The oldest original copy of a historiographical document
Despite its modest size, the Old Annals make one of the most valuable documents in the history of Polish statehood. The Annals provide insight into the events within the first two centuries of the Polish statehood, between 948 and 1119, including the wedding between Mieszko I and Dąbrówka and the baptism of Poland. Mind you, though, the records prior to the year 1000 were accidentally post-dated. Consequently, Mieszko I’s baptism was erroneously dated 967 instead of 966.
The Old Annals were written down on the final blank pages of one of the oldest copies of the Anselm of Laon’s Gloss on the Canonical Epistles, dating back to the turn of the 11th and 12th centuries and discovered in mid 19th century. Although circumstances behind its creation are unknown, it is assumed that it dates back to 1120 or 1122 and that the Annals had a private rather than a formal function and were used probably by a clergyman associated with the Kraków Chapter or the royal court.

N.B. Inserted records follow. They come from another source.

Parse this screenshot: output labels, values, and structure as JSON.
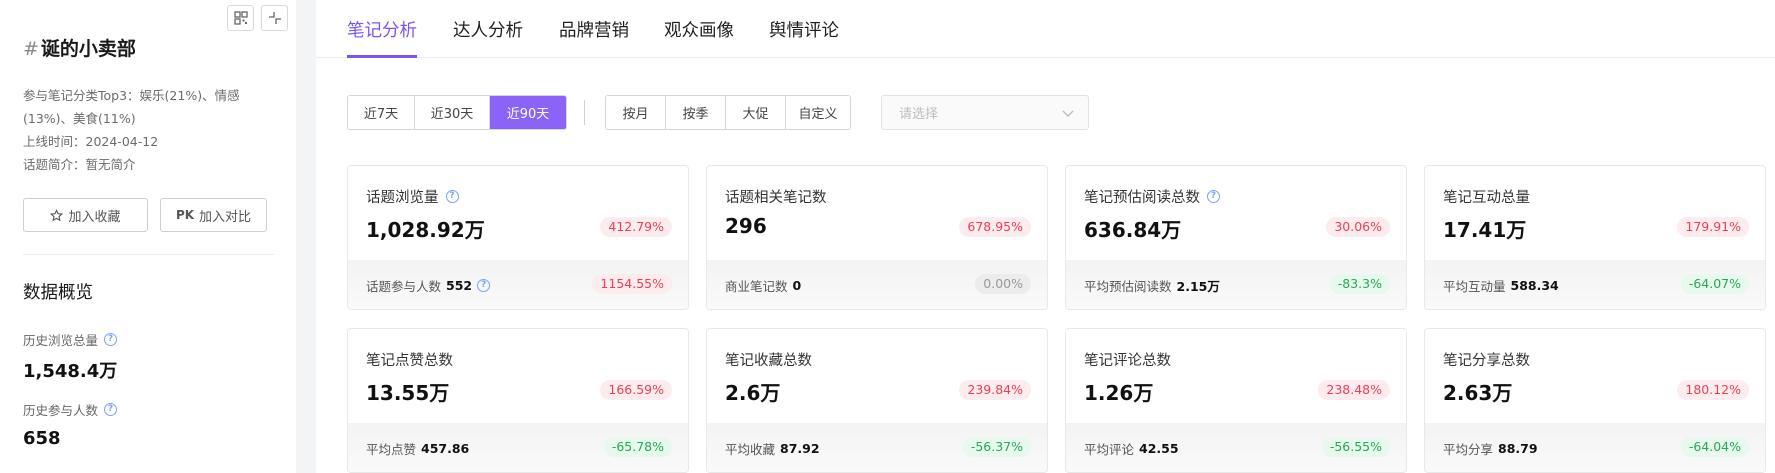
{
  "sidebar": {
    "title": "诞的小卖部",
    "info": {
      "category": "参与笔记分类Top3：娱乐(21%)、情感(13%)、美食(11%)",
      "online_time": "上线时间：2024-04-12",
      "intro": "话题简介：暂无简介"
    },
    "favorite_label": "加入收藏",
    "compare_label": "加入对比",
    "compare_prefix": "PK",
    "section_title": "数据概览",
    "metrics": [
      {
        "label": "历史浏览总量",
        "value": "1,548.4万"
      },
      {
        "label": "历史参与人数",
        "value": "658"
      }
    ]
  },
  "tabs": [
    "笔记分析",
    "达人分析",
    "品牌营销",
    "观众画像",
    "舆情评论"
  ],
  "active_tab": 0,
  "date_range": [
    "近7天",
    "近30天",
    "近90天"
  ],
  "date_range_active": 2,
  "period": [
    "按月",
    "按季",
    "大促",
    "自定义"
  ],
  "select_placeholder": "请选择",
  "cards": [
    {
      "title": "话题浏览量",
      "help": true,
      "value": "1,028.92万",
      "pct": "412.79%",
      "sub_label": "话题参与人数",
      "sub_value": "552",
      "sub_help": true,
      "sub_pct": "1154.55%",
      "sub_trend": "up"
    },
    {
      "title": "话题相关笔记数",
      "help": false,
      "value": "296",
      "pct": "678.95%",
      "sub_label": "商业笔记数",
      "sub_value": "0",
      "sub_help": false,
      "sub_pct": "0.00%",
      "sub_trend": "zero"
    },
    {
      "title": "笔记预估阅读总数",
      "help": true,
      "value": "636.84万",
      "pct": "30.06%",
      "sub_label": "平均预估阅读数",
      "sub_value": "2.15万",
      "sub_help": false,
      "sub_pct": "-83.3%",
      "sub_trend": "down"
    },
    {
      "title": "笔记互动总量",
      "help": false,
      "value": "17.41万",
      "pct": "179.91%",
      "sub_label": "平均互动量",
      "sub_value": "588.34",
      "sub_help": false,
      "sub_pct": "-64.07%",
      "sub_trend": "down"
    },
    {
      "title": "笔记点赞总数",
      "help": false,
      "value": "13.55万",
      "pct": "166.59%",
      "sub_label": "平均点赞",
      "sub_value": "457.86",
      "sub_help": false,
      "sub_pct": "-65.78%",
      "sub_trend": "down"
    },
    {
      "title": "笔记收藏总数",
      "help": false,
      "value": "2.6万",
      "pct": "239.84%",
      "sub_label": "平均收藏",
      "sub_value": "87.92",
      "sub_help": false,
      "sub_pct": "-56.37%",
      "sub_trend": "down"
    },
    {
      "title": "笔记评论总数",
      "help": false,
      "value": "1.26万",
      "pct": "238.48%",
      "sub_label": "平均评论",
      "sub_value": "42.55",
      "sub_help": false,
      "sub_pct": "-56.55%",
      "sub_trend": "down"
    },
    {
      "title": "笔记分享总数",
      "help": false,
      "value": "2.63万",
      "pct": "180.12%",
      "sub_label": "平均分享",
      "sub_value": "88.79",
      "sub_help": false,
      "sub_pct": "-64.04%",
      "sub_trend": "down"
    }
  ],
  "colors": {
    "accent": "#7a55f5",
    "up": "#ef3e55",
    "down": "#26a956"
  }
}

Since the 15th century, the Annals belonged to the Benedictine library at the Holy Cross Abbey on Łysa Góra, thus its somewhat confusing name. In the second half of the 18th century, the Annals moved to the Załuski Library and in 1795 were brought with other books to St. Petersburg. Returned in 1923 pursuant to the Riga Treaty, they were passed to the National Library. The book survived the WWII as it had been evacuated from Poland to Canada in 1939.